This little reflection, which I wrote yesterday while researching my book, seemed appropriate to post this morning, one day after the 199th anniversary of the birth of Luddism and the very day that the next great technology, the iPad, goes on sale.
Luddites have gotten a bad rap. Synonymous with irrational suspicion toward technology, Luddites were, in reality, not nearly as concerned with technology as we might think. History has not been entirely fair to them.
Early in 1811, the owners of Nottinghamshire weaving mills began to receive angry and threatening letters from General Ned Ludd and his Army of Redressers. It’s unlikely that there ever was a Ned Ludd; historians believe that the name was a fictitious name fabricated by workers in the textile industry. And these workers, artisans mainly, had much to concern them. As the nation became increasingly industrialized, machines began to do the jobs previously done by men. The work of skilled craftsmen soon became the work of an apprentice or an unskilled woman operating a machine. Wages plummeted as did quality and even the demand for quality. The craftsmen were quickly becoming obsolete and impoverished. The new machines did inferior work, sure, but it was both fast and cheap—a trade-off most people were willing to make.
Under the banner of Ned Ludd, the old artisans plotted to thwart the factories that appeared bent on destroying them. They first wrote letters threatening harm to factories if they did not rid themselves of the machines. Not surprisingly, the factory owners refused to comply with the demands. And so the Luddites attacked. Within weeks factor raids were a nightly occurrence and hundreds of knitting machines had been destroyed.
Luddism, as it became known, quickly spread from one county to the next and soon the violence came to Yorkshire, Lancashire and beyond. The government reacted by passing the Frame Breaking Act, a bill that made destroying machines a capital offense; the next year, seventeen men were sentenced to death on that basis. For a time the violence continued, even extending to a pitched battle with government troops. But eventually, within just a couple of years really, Luddism came to its end. It petered out more than it was stamped out. It succumbed to the inevitable, unable to stand against the forces of industrialization.
Today Luddite is a disparaging term used to refer to anyone who is opposed to technology or perhaps even wary of it. But Luddites were not, in fact, opposed to technology. It is not the machines themselves that the Luddites feared and reacted against. Rather, they understood something that many of us have yet to grasp—that technology is meant to serve humans, not the other way around. Luddites were not protesting technology itself but the new economic and sociological realities brought about by the machines. In former times, craftsmen had been able to work at their own pace and set their own prices for their goods. But with the dawn of industrialization and mass production, craftsmen fell on hard times and were increasingly forced to work for the hated factories. Suddenly they were answerable not to themselves, but to a factory owner; they had to give up autonomy or starve. They saw what the machines meant to their livelihood, to their very lives. And though for a time they fought back, it was to little avail. Technology won as it nearly always does.

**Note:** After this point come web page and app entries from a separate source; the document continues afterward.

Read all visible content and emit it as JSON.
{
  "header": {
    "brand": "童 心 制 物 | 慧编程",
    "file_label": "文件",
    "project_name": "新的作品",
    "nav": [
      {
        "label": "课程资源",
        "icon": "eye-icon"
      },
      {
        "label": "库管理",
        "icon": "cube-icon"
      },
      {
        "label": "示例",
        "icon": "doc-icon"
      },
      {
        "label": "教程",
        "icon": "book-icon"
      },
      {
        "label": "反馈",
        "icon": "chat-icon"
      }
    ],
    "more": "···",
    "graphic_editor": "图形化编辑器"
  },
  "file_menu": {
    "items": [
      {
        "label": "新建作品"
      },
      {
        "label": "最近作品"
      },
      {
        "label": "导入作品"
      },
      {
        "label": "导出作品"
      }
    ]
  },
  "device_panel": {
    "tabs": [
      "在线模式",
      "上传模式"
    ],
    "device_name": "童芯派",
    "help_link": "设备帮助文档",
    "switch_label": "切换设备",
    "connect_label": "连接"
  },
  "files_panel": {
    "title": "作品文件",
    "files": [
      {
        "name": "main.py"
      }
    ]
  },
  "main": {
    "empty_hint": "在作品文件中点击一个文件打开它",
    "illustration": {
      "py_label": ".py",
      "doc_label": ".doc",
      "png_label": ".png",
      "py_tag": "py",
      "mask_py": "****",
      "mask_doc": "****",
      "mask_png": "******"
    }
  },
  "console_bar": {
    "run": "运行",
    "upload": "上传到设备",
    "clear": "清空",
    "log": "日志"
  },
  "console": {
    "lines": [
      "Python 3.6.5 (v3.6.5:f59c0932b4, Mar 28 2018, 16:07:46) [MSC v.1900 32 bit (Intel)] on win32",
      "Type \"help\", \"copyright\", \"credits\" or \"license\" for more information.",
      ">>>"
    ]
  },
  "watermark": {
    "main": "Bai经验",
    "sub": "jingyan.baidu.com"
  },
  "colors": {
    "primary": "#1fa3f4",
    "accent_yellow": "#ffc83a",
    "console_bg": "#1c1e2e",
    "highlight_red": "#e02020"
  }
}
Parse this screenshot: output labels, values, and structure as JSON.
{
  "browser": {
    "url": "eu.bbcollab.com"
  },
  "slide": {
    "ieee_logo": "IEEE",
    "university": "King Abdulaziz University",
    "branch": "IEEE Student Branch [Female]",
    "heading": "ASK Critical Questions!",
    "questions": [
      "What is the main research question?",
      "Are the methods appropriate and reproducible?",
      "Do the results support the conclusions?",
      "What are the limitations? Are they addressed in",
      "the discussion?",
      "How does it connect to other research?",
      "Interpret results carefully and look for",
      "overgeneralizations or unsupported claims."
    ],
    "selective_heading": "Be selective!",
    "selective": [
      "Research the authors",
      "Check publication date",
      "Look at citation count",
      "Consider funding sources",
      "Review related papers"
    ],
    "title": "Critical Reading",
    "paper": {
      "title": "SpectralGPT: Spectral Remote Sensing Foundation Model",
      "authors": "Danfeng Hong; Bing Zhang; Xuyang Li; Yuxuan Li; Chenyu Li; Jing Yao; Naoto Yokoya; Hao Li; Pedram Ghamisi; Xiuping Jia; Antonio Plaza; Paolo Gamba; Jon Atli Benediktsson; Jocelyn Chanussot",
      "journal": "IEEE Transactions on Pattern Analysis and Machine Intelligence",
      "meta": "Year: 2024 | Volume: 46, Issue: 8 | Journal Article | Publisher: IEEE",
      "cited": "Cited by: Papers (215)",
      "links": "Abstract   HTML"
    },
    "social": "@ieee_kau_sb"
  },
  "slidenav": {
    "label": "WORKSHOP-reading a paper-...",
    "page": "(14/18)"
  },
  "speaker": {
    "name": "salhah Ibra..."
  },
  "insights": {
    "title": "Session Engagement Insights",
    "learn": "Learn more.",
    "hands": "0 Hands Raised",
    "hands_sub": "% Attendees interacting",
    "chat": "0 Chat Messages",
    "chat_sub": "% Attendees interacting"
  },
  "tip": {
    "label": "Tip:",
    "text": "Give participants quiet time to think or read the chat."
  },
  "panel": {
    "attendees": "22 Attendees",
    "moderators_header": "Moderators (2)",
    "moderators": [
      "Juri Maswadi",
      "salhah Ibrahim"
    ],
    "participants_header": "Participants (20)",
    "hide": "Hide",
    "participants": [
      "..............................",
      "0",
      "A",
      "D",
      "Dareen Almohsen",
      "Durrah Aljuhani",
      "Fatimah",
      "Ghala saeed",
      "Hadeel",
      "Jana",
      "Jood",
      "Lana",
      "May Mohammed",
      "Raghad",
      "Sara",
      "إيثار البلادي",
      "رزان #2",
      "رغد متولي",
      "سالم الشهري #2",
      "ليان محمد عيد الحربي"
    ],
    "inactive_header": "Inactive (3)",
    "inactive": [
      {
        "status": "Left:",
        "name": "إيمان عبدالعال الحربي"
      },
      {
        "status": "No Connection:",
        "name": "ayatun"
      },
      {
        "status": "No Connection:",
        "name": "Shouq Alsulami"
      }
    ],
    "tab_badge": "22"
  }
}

To be a Luddite today is to be a person who fights against technology. Maybe there ought to be a little bit of the Luddite in all of us. Let’s not forget that what the Luddites feared most was not the machines, but the effects of those machines on their lives and families. We do well to remember that when machine came into conflict with man, it was the machine that won.